Glaucoma is the premier cause of blindness in African Americans and the second leading cause of blindness in the United States. While the mainstay of treatment is beta-adrenergic receptor (beta-AR) antagonists which suppress aqueous secretion, the signaling pathways regulating the ion channels and transporters coupled to aqueous secretion are appreciated primarily at a protein level. There is little understanding of the beta-AR receptors in the aqueous pathway at the molecular level. Much remains to be learned about """"""""upstream (e.g., transcriptional, translational, and post-translational events) and """"""""downstream"""""""" (e.g., distribution, phosphorylation, and sequestration) pathways relative to any of the G protein-coupled receptors known at the membrane level of the ciliary epithelial bilayer. The physician scientist candidate's long-term objective is to understand the molecular and cellular biology of G protein-coupled receptors mediating aqueous secretion. She proposes to learn the tools of these disciplines and to accomplish the following four specific aims: (I) The potential heterogeneous expression of the beta-AR (i.e., beta1, beta2, and beta3) in nonpigmented ciliary epithelium (NPE) will be studied by ribonuclease protection assay. (2) The correlation of transcript heterogeneity in these cells with protein expression will be assessed by radioligand binding and adenylate cyclase assays. These molecular, pharmacological, and biochemical studies will be conducted in 5V40- transformed human NPE and confirmed in nontransformed NPE cultures. (3) One of the principal mechanisms of steroid hormone action is modulating gene transcription; the 5'-flanking regions of the beta1- and beta2-AR genes have great homology to a glucocorticoid responsive element consensus sequence. A similar beta-AR regulatory process is hypothesized in NPE. Transcriptional up-regulation of these receptors may contribute to the pathophysiology of steroid-induced glaucoma. beta-AR transcript levels and protein expression will be assessed in NPE-cells exposed to dexamethasone. (4) Since the localization of the beta-AR has not yet been determined, in situ hybridization will be used to identify the cell types expressing beta-AR transcripts within the ciliary epithelial bilayer and other regions of the anterior segment. At the level of the plasma membrane, the cellular distribution of the beta-AR is expected to be polarized given the secretory nature of the ciliary bilayer. This receptor """"""""trafficking"""""""" pattern will be examined by confocal microscopy in cells and epithelial bilayer explants labeled with fluorescein-conjugated ligands, epitope- labeled receptors, or subtype specific antibodies; such studies reflect the physiological significance in native tissue. These proposed studies will lead to a better appreciation for the fundamental mechanisms that regulate aqueous production and that may play a role in the pathophysiology of glaucoma.

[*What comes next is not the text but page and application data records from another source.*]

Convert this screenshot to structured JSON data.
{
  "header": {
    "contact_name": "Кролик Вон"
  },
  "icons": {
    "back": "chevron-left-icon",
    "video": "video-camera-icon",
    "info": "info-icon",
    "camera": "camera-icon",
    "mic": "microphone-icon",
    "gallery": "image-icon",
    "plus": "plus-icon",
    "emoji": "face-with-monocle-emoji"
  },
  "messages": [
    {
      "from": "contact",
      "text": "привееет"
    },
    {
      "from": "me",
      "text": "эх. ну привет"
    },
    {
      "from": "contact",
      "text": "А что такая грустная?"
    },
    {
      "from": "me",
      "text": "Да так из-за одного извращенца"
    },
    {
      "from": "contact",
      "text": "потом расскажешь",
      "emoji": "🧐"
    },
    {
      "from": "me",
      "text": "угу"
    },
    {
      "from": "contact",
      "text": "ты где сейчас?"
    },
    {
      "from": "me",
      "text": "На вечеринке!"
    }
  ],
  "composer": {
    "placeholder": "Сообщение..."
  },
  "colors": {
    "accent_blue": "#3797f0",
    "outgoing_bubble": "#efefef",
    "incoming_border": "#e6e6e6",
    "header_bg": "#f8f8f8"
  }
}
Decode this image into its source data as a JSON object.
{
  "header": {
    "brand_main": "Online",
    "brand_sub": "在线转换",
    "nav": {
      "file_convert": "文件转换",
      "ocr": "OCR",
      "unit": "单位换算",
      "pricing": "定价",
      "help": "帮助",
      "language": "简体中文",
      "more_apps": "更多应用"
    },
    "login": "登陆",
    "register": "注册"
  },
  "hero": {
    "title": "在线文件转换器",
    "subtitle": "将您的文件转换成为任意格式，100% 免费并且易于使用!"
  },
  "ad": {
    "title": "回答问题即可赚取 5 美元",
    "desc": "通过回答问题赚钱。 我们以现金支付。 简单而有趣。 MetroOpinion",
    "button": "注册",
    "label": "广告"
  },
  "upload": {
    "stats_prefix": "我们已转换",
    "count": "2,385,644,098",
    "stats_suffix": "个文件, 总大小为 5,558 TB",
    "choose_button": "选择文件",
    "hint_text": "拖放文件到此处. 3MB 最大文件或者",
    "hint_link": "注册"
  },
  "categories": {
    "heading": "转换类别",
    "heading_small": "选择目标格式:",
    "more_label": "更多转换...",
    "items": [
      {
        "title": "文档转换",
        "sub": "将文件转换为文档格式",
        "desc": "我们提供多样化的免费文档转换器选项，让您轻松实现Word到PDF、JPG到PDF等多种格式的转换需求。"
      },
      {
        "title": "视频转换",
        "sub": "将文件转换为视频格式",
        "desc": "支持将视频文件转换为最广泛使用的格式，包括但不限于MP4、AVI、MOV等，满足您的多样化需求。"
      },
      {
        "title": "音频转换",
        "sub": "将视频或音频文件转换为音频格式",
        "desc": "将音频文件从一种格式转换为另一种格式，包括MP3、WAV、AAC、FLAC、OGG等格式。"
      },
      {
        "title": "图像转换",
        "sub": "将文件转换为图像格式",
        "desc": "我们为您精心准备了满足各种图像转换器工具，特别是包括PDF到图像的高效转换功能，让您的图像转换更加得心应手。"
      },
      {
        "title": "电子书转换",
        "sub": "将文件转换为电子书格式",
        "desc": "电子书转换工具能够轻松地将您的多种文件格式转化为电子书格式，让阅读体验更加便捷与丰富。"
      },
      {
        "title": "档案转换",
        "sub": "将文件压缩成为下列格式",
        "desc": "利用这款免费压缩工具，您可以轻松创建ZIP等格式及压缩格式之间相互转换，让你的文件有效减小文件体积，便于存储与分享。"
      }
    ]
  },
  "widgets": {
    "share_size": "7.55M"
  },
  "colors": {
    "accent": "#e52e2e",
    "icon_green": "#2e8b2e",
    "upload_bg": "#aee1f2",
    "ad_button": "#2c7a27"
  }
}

Agency
National Institute of Health (NIH)
Institute
National Eye Institute (NEI)
Type
Clinical Investigator Award (CIA) (K08)
Project #
5K08EY000353-05
Application #
6164629
Study Section
Vision Research and Training Committee (VSN)
Program Officer
Liberman, Ellen S
Project Start
1996-03-01
Project End
2003-03-31
Budget Start
2000-03-01
Budget End
2003-03-31
Support Year
5
Fiscal Year
2000
Total Cost
$172,479
Indirect Cost
Name
University of Michigan Ann Arbor
Department
Ophthalmology
Type
Schools of Medicine
DUNS #
791277940
City
Ann Arbor
State
MI
Country
United States
Zip Code
48109
Moroi, Sayoko E; Raoof, Duna A; Reed, David M et al. (2009) Progress toward personalized medicine for glaucoma. Expert Rev Ophthalmol 4:145-161
Shimizu, Satoko; Krafchak, Charles; Fuse, Nobuo et al. (2004) A locus for posterior polymorphous corneal dystrophy (PPCD3) maps to chromosome 10. Am J Med Genet A 130A:372-7